Provided material:
┏━━

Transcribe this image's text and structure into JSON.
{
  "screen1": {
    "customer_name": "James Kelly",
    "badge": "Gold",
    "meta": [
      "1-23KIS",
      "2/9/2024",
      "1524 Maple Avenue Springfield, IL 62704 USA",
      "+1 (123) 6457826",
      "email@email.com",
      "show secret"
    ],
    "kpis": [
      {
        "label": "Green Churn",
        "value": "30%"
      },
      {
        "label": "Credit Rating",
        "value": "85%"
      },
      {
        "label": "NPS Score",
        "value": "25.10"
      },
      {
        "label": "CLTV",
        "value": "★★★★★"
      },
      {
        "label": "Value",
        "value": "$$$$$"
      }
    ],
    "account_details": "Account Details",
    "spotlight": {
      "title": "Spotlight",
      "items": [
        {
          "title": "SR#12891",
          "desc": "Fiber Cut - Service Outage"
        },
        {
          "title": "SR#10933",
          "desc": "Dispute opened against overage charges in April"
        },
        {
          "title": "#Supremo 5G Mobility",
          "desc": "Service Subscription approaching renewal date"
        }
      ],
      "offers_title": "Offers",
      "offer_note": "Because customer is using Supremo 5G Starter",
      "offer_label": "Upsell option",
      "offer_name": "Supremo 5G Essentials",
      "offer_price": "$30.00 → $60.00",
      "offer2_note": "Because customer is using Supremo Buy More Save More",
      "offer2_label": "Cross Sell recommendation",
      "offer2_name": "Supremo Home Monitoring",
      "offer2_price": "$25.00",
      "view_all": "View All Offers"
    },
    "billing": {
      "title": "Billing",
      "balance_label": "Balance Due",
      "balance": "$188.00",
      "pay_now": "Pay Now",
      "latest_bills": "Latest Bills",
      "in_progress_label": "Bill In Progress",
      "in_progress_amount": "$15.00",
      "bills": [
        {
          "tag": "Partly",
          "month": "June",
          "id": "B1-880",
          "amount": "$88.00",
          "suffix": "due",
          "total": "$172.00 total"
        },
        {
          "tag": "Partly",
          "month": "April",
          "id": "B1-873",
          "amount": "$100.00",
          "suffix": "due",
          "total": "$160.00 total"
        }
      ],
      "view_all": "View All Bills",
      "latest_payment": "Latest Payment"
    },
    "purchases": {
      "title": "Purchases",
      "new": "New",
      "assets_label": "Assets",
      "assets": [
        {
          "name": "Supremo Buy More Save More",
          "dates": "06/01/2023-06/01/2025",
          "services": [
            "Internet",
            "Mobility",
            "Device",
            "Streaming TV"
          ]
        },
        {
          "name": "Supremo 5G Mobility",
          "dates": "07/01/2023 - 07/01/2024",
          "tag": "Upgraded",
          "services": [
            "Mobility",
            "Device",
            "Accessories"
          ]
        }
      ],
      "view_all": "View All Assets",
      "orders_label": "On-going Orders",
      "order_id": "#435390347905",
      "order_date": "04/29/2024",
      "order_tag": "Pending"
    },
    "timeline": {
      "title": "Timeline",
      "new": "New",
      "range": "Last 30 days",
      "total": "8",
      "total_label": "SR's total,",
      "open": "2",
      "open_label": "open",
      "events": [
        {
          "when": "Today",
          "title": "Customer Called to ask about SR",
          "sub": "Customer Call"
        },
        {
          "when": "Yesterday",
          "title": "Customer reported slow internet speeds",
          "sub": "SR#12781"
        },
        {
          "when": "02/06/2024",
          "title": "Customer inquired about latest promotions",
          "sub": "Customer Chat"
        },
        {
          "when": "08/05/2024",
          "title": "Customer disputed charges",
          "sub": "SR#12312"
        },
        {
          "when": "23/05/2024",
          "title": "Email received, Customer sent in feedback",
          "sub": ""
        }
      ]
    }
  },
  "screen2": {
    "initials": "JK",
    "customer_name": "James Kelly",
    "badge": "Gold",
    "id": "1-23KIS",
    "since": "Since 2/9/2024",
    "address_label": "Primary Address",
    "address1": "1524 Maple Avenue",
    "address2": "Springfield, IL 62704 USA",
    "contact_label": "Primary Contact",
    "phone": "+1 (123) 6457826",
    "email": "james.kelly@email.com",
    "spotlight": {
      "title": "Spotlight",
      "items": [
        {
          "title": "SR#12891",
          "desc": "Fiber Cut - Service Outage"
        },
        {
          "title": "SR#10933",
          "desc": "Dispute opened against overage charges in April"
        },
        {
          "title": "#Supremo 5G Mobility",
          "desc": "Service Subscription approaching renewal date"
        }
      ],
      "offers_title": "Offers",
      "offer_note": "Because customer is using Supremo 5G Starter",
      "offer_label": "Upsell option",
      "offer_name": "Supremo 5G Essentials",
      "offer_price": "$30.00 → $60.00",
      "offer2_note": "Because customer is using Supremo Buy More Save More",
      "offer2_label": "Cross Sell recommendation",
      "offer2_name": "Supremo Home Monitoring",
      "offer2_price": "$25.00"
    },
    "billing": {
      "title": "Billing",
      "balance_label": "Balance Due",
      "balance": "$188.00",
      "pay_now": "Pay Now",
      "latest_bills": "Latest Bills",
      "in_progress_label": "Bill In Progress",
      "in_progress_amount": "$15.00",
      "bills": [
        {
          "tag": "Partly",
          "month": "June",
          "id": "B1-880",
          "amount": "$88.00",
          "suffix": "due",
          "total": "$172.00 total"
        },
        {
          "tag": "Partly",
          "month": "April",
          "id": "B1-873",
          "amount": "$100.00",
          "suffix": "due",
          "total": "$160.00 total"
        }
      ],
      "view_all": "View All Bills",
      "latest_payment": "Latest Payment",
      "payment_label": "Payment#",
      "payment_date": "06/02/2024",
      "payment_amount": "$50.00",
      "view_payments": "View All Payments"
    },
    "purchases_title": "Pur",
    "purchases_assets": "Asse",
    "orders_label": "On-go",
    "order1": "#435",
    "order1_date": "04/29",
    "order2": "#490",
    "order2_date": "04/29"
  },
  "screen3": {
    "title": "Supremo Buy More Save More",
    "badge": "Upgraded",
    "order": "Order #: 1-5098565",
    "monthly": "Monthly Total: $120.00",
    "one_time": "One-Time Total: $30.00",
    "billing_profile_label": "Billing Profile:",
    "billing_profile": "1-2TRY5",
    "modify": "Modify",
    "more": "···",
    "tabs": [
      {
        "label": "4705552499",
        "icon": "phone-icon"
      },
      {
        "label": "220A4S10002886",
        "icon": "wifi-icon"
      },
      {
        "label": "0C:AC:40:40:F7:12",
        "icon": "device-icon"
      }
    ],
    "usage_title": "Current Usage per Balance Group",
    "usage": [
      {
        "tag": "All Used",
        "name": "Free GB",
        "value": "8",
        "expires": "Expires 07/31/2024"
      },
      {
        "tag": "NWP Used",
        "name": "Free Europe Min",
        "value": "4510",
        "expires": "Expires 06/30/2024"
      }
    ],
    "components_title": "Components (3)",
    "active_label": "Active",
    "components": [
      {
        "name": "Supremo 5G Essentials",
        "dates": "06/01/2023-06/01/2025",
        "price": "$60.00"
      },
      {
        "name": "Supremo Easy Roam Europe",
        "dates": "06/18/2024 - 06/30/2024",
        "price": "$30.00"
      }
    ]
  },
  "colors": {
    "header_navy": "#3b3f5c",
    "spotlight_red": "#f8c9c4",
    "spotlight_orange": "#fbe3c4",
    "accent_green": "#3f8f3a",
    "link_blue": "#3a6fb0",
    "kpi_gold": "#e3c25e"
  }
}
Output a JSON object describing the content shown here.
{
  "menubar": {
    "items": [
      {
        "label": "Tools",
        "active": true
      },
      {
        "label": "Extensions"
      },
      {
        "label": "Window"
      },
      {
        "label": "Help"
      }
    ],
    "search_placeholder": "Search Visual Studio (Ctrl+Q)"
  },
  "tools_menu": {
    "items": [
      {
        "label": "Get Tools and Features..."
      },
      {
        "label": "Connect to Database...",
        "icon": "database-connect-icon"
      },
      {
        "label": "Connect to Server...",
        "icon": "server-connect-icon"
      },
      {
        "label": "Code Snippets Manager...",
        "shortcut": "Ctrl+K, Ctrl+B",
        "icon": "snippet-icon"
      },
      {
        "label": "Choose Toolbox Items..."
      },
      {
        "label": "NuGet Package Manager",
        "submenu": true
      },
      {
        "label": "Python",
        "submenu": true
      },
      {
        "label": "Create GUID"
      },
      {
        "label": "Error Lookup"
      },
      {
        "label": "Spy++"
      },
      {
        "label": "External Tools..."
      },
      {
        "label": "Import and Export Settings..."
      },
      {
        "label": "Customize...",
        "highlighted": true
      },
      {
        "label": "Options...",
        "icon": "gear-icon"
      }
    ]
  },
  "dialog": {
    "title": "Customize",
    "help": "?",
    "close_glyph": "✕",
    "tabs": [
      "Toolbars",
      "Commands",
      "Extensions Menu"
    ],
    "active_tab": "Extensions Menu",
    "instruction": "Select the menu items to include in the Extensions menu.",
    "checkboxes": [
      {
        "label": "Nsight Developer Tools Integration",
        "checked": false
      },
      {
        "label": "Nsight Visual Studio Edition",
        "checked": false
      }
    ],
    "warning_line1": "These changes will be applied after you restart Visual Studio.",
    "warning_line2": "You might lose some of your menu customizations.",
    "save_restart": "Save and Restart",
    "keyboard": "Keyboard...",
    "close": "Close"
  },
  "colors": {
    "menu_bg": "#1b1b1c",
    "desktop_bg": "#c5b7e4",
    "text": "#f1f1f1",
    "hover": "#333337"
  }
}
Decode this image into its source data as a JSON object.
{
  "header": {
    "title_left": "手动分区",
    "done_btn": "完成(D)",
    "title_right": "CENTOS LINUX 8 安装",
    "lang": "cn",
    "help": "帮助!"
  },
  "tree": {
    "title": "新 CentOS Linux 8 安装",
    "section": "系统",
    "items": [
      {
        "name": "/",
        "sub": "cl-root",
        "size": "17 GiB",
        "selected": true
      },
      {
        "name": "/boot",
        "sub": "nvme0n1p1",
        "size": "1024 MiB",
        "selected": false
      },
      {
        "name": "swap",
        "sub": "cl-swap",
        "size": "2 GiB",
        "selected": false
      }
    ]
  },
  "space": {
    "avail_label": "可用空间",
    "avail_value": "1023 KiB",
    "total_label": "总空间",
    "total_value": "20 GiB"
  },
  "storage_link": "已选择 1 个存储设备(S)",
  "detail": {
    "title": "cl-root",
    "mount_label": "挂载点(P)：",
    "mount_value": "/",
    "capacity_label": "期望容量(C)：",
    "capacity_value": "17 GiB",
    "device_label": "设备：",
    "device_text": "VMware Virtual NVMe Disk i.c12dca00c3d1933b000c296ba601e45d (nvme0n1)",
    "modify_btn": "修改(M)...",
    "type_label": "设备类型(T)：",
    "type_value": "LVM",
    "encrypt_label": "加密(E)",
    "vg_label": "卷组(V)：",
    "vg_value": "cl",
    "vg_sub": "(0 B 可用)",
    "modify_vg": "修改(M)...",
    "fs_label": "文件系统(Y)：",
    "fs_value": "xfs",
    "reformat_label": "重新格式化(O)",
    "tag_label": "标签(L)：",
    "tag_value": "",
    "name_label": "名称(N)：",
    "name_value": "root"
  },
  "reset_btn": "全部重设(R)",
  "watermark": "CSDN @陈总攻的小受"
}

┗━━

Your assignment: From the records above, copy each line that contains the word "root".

Output of the task:
        "sub": "cl-root",
    "title": "cl-root",
    "name_value": "root"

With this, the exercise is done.